==== AVAILABLE RECORDS ====
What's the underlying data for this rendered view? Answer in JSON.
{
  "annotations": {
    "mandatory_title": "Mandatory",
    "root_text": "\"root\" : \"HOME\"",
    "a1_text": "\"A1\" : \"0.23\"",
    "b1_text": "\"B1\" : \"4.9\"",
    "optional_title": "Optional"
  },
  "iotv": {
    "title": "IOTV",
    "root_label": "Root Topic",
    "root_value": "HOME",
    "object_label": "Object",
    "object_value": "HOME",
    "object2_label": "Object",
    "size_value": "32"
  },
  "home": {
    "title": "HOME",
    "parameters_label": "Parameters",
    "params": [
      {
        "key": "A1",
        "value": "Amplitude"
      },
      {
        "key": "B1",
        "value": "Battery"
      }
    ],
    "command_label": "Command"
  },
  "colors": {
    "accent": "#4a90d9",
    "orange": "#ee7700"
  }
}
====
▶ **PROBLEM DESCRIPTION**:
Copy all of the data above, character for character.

▶ **SOLVED PROBLEM**:
What's the underlying data for this rendered view? Answer in JSON.
{
  "annotations": {
    "mandatory_title": "Mandatory",
    "root_text": "\"root\" : \"HOME\"",
    "a1_text": "\"A1\" : \"0.23\"",
    "b1_text": "\"B1\" : \"4.9\"",
    "optional_title": "Optional"
  },
  "iotv": {
    "title": "IOTV",
    "root_label": "Root Topic",
    "root_value": "HOME",
    "object_label": "Object",
    "object_value": "HOME",
    "object2_label": "Object",
    "size_value": "32"
  },
  "home": {
    "title": "HOME",
    "parameters_label": "Parameters",
    "params": [
      {
        "key": "A1",
        "value": "Amplitude"
      },
      {
        "key": "B1",
        "value": "Battery"
      }
    ],
    "command_label": "Command"
  },
  "colors": {
    "accent": "#4a90d9",
    "orange": "#ee7700"
  }
}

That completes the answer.